From what I understand BSF larvae seem to have to high of fat content and not enough protein.
Just curious if anyone has researched any other type of insects that can be easily grown using food scraps and waste but that have a higher protein content and less fat.
I know locust and crickets are high in protein
found in village markets of the developing world, insects are very high in crude protein, many species ranging above 60%. As to protein quality, Finke, DeFoliart and Benevenga (1989) reported that the house cricket [Acheta domesticus (L.)], when fed to weanling rats, was superior to soy protein as a source of amino acids at all levels of intake.
BSF larva or worms are a fine occasional supplement fish feed but they are both too high in fat to be the only feed for catfish or tilapia unless you are going to render them and remove some of the fat and add some other vitamins to the mix when you make your own fish feed.
that is why I am trying to figure out an insect with some of the conversion ability of BSF but with the protein content we are looking for.
But it needs to be easy to grow and harvest in decent amounts.
Also like BSF the insect would need to have the ability to turn uneatable plant material and turn it into usable protein. This would make the sun the ultimate source of the feed
Depends on what fish you have, but pill bugs, cutworm (may/june beatle grubs)High fat, all very easy to raise.

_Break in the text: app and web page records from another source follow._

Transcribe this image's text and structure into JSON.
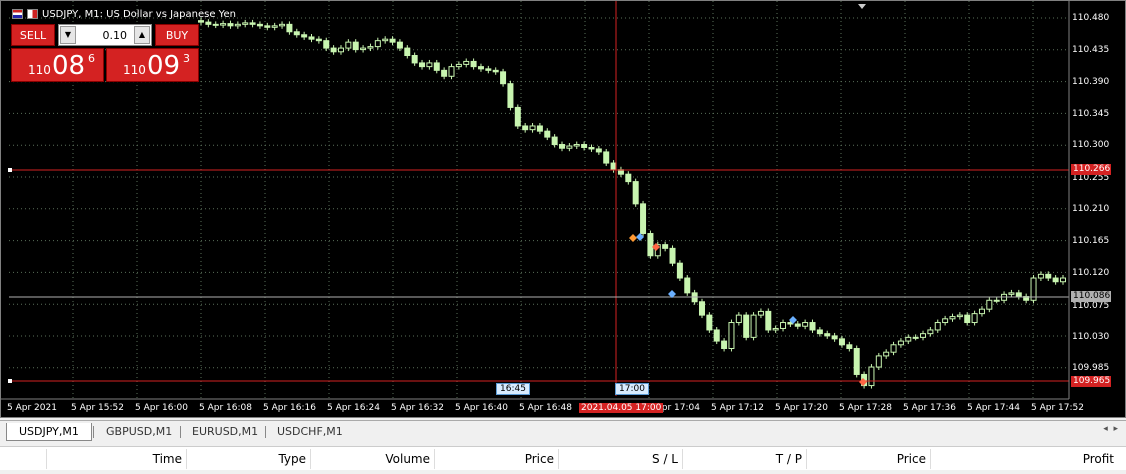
{
  "chart": {
    "title": "USDJPY, M1:  US Dollar vs Japanese Yen",
    "flag_icon": "us-jp-flag-icon",
    "colors": {
      "background": "#000000",
      "candle": "#c8f5b0",
      "crosshair": "#d42222",
      "grid": "#5a6f5a"
    }
  },
  "trade_panel": {
    "sell_label": "SELL",
    "buy_label": "BUY",
    "lot": "0.10",
    "sell_price": {
      "prefix": "110",
      "big": "08",
      "sup": "6"
    },
    "buy_price": {
      "prefix": "110",
      "big": "09",
      "sup": "3"
    }
  },
  "price_axis": {
    "labels": [
      "110.480",
      "110.435",
      "110.390",
      "110.345",
      "110.300",
      "110.255",
      "110.210",
      "110.165",
      "110.120",
      "110.075",
      "110.030",
      "109.985"
    ],
    "upper_line": "110.266",
    "bid": "110.086",
    "lower_line": "109.965"
  },
  "time_axis": {
    "labels": [
      "5 Apr 2021",
      "5 Apr 15:52",
      "5 Apr 16:00",
      "5 Apr 16:08",
      "5 Apr 16:16",
      "5 Apr 16:24",
      "5 Apr 16:32",
      "5 Apr 16:40",
      "5 Apr 16:48",
      "5 Apr 17:04",
      "5 Apr 17:12",
      "5 Apr 17:20",
      "5 Apr 17:28",
      "5 Apr 17:36",
      "5 Apr 17:44",
      "5 Apr 17:52"
    ],
    "crosshair_time": "2021.04.05 17:00",
    "sep_a": "16:45",
    "sep_b": "17:00"
  },
  "tabs": [
    {
      "label": "USDJPY,M1",
      "active": true
    },
    {
      "label": "GBPUSD,M1"
    },
    {
      "label": "EURUSD,M1"
    },
    {
      "label": "USDCHF,M1"
    }
  ],
  "terminal": {
    "columns": [
      "Time",
      "Type",
      "Volume",
      "Price",
      "S / L",
      "T / P",
      "Price",
      "Profit"
    ]
  },
  "chart_data": {
    "type": "candlestick",
    "ylim": [
      109.965,
      110.48
    ],
    "close": [
      110.465,
      110.462,
      110.461,
      110.463,
      110.46,
      110.462,
      110.464,
      110.462,
      110.46,
      110.458,
      110.46,
      110.462,
      110.452,
      110.448,
      110.445,
      110.442,
      110.44,
      110.43,
      110.425,
      110.43,
      110.438,
      110.428,
      110.43,
      110.432,
      110.44,
      110.442,
      110.438,
      110.43,
      110.42,
      110.41,
      110.405,
      110.41,
      110.4,
      110.392,
      110.405,
      110.408,
      110.412,
      110.405,
      110.402,
      110.4,
      110.398,
      110.382,
      110.35,
      110.325,
      110.32,
      110.325,
      110.318,
      110.31,
      110.3,
      110.295,
      110.298,
      110.3,
      110.296,
      110.294,
      110.29,
      110.275,
      110.266,
      110.26,
      110.25,
      110.22,
      110.18,
      110.15,
      110.165,
      110.16,
      110.14,
      110.12,
      110.1,
      110.088,
      110.07,
      110.05,
      110.035,
      110.025,
      110.06,
      110.07,
      110.04,
      110.07,
      110.075,
      110.05,
      110.052,
      110.06,
      110.058,
      110.055,
      110.06,
      110.05,
      110.045,
      110.042,
      110.038,
      110.03,
      110.025,
      109.99,
      109.975,
      110.0,
      110.015,
      110.02,
      110.03,
      110.035,
      110.04,
      110.04,
      110.045,
      110.05,
      110.06,
      110.065,
      110.068,
      110.07,
      110.06,
      110.072,
      110.078,
      110.09,
      110.09,
      110.098,
      110.1,
      110.095,
      110.09,
      110.12,
      110.125,
      110.12,
      110.115,
      110.12
    ]
  }
}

I occassionally squash a few from the compost pile and throw them to the fish.